EXTRACTED ENTRIES:
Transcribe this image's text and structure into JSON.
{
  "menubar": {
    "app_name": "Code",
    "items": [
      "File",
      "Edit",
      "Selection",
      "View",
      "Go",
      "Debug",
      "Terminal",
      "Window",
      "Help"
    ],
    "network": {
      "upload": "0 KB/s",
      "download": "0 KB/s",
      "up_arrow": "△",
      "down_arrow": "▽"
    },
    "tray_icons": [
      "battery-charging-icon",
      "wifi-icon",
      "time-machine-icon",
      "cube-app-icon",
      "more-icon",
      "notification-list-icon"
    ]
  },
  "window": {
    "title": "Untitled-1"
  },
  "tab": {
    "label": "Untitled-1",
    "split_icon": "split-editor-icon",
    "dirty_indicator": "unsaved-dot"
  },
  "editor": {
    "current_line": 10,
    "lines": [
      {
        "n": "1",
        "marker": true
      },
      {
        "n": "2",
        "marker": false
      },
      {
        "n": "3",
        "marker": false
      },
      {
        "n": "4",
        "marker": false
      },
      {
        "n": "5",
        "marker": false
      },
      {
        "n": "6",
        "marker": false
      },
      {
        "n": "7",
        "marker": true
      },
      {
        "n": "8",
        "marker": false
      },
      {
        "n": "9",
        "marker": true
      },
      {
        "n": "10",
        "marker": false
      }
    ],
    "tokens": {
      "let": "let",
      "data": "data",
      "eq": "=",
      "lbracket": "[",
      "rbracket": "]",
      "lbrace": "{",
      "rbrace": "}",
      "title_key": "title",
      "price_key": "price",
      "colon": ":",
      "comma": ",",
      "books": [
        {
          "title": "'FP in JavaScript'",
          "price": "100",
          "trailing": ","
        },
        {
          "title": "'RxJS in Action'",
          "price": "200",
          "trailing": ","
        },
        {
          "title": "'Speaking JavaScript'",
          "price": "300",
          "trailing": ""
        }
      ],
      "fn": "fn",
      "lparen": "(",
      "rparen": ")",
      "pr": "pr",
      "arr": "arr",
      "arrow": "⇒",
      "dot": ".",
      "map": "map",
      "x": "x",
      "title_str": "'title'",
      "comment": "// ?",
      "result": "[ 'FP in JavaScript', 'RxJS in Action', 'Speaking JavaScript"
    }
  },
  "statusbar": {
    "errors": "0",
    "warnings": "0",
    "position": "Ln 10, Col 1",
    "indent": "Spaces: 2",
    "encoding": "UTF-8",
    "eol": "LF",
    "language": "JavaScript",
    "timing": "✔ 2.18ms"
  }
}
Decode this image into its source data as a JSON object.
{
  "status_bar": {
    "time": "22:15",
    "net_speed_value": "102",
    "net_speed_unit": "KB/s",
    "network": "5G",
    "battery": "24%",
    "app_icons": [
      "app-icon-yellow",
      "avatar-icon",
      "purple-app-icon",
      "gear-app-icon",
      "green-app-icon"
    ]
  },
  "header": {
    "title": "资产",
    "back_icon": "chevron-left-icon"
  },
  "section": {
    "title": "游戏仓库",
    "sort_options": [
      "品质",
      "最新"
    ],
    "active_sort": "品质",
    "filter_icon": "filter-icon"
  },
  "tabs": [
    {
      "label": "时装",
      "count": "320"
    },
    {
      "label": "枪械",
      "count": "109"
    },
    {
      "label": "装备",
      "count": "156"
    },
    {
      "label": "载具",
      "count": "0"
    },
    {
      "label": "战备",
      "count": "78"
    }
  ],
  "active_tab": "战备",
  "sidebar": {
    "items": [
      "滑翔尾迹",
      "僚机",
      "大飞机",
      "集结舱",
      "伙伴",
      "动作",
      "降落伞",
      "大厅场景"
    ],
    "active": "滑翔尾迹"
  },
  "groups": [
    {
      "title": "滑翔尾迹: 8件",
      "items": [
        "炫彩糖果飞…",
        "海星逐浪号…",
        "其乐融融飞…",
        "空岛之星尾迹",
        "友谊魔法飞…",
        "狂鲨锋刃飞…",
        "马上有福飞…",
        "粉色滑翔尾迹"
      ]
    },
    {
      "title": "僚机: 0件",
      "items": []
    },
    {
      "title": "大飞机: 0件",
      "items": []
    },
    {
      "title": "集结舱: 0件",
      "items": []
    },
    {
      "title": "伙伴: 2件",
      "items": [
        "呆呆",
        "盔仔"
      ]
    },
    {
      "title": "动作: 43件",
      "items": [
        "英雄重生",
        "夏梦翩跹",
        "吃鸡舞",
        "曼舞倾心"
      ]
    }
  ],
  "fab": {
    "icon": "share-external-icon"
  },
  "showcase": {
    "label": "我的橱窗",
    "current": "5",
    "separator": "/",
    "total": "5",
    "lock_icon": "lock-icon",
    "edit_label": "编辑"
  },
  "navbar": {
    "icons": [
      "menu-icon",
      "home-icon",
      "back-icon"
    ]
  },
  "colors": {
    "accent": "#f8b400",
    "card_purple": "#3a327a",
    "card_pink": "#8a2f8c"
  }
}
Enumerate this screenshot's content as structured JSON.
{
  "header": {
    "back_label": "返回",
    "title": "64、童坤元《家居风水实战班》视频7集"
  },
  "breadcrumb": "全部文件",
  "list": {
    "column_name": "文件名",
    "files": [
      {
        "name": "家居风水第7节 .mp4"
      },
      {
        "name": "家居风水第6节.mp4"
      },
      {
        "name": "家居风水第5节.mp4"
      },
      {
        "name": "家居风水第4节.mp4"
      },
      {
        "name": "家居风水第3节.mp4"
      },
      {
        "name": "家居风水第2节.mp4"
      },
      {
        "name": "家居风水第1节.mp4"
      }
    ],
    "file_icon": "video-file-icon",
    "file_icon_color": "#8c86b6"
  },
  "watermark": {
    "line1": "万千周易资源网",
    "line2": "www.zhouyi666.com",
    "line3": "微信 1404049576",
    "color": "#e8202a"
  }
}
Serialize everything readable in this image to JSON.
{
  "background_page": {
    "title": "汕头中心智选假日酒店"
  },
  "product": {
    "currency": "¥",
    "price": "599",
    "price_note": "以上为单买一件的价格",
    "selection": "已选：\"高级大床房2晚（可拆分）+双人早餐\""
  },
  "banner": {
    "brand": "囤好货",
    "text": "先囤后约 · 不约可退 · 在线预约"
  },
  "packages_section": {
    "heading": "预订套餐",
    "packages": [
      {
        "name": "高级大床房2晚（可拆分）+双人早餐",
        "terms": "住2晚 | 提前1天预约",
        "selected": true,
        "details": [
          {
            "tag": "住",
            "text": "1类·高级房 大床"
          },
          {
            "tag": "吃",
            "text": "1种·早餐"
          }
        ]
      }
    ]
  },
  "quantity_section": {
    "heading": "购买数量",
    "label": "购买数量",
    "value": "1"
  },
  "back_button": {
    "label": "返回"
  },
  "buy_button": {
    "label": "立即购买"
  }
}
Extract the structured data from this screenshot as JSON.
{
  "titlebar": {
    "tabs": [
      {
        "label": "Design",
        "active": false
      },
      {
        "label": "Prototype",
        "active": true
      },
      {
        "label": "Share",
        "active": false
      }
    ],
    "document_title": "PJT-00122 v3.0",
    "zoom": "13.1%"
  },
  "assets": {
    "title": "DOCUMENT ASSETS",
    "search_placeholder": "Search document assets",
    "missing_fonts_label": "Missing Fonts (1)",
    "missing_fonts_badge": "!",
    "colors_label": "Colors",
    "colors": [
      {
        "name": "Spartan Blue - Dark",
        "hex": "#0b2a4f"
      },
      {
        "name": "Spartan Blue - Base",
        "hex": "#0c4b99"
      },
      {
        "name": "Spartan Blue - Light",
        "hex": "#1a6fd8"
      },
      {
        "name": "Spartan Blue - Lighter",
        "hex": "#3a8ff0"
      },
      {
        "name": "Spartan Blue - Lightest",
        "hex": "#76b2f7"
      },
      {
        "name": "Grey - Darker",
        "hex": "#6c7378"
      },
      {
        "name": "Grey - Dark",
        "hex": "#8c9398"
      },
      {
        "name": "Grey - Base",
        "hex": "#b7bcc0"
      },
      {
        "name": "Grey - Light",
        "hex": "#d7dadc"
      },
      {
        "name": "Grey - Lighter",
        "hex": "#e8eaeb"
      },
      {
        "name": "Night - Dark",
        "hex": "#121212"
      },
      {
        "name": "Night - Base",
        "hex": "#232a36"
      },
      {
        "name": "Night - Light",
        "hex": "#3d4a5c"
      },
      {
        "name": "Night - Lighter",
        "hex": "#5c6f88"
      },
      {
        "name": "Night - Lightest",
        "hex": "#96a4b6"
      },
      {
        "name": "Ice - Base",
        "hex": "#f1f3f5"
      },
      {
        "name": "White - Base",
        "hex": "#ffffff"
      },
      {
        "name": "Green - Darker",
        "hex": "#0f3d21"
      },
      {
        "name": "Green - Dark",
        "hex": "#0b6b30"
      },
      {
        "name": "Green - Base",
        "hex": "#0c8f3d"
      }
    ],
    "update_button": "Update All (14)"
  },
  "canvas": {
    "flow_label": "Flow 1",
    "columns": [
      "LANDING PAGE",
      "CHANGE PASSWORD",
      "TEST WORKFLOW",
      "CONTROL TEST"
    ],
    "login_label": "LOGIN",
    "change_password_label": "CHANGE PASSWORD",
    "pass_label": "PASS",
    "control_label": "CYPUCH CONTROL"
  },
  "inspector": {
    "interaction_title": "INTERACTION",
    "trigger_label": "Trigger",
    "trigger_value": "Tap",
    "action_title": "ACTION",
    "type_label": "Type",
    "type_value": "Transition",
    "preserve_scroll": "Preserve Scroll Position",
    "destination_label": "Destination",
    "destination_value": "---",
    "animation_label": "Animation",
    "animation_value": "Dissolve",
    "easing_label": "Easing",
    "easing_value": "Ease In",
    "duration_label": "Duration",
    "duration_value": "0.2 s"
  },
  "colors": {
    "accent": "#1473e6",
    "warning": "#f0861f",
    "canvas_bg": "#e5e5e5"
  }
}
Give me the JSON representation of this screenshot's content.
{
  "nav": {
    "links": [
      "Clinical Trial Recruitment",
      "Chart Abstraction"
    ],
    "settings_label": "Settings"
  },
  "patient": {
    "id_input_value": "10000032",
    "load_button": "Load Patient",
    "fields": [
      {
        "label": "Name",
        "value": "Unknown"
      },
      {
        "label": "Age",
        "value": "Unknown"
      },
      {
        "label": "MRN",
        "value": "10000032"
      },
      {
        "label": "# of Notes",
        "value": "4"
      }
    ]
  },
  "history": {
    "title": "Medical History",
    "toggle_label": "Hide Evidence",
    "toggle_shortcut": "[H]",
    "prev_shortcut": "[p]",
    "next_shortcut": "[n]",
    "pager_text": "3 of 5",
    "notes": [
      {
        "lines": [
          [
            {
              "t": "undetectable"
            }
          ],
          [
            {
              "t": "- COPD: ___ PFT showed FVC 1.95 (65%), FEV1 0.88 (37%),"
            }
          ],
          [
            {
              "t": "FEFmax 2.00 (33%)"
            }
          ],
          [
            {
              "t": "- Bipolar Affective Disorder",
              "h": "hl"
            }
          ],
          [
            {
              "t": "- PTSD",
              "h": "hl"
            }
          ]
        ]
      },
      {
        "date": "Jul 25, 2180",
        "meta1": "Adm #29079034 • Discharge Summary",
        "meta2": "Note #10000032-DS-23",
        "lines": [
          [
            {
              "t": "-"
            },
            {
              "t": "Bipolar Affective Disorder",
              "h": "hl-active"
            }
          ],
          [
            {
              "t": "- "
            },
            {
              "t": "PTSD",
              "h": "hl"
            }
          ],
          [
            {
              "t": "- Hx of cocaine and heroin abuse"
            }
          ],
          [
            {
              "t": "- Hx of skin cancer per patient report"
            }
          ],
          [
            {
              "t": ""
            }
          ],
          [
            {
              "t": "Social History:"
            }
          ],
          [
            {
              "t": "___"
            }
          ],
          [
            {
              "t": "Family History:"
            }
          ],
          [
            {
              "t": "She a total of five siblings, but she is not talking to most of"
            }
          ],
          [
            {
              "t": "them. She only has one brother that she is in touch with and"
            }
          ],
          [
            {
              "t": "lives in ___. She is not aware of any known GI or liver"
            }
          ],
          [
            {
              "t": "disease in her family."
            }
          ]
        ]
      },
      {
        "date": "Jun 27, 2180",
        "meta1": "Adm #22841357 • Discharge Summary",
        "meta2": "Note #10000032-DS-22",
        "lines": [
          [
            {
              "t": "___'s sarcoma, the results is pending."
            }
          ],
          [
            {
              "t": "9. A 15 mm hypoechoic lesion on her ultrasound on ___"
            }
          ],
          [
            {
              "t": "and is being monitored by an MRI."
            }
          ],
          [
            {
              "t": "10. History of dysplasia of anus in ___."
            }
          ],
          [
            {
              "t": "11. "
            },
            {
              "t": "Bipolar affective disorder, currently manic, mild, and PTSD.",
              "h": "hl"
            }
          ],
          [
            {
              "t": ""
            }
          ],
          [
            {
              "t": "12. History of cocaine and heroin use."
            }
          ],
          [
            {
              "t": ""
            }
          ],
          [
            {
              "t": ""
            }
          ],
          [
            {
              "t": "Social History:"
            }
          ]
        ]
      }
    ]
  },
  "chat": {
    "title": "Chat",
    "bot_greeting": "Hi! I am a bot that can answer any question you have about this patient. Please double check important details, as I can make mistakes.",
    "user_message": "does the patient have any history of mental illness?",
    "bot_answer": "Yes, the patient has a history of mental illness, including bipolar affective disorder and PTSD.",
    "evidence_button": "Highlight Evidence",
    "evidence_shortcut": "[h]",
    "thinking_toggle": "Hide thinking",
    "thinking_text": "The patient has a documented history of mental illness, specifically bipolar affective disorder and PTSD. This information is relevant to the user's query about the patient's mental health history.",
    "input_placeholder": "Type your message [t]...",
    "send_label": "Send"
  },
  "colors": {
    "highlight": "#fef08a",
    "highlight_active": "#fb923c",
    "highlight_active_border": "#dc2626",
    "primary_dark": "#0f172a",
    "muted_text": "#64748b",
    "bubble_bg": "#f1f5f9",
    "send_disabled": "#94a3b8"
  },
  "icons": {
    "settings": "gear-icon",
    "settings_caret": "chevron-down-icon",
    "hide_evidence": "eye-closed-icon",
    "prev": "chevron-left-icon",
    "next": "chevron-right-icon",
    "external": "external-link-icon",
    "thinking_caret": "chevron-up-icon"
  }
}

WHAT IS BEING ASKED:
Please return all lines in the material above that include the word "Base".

SOLUTION FOR THIS PROBLEM:
        "name": "Spartan Blue - Base",
        "name": "Grey - Base",
        "name": "Night - Base",
        "name": "Ice - Base",
        "name": "White - Base",
        "name": "Green - Base",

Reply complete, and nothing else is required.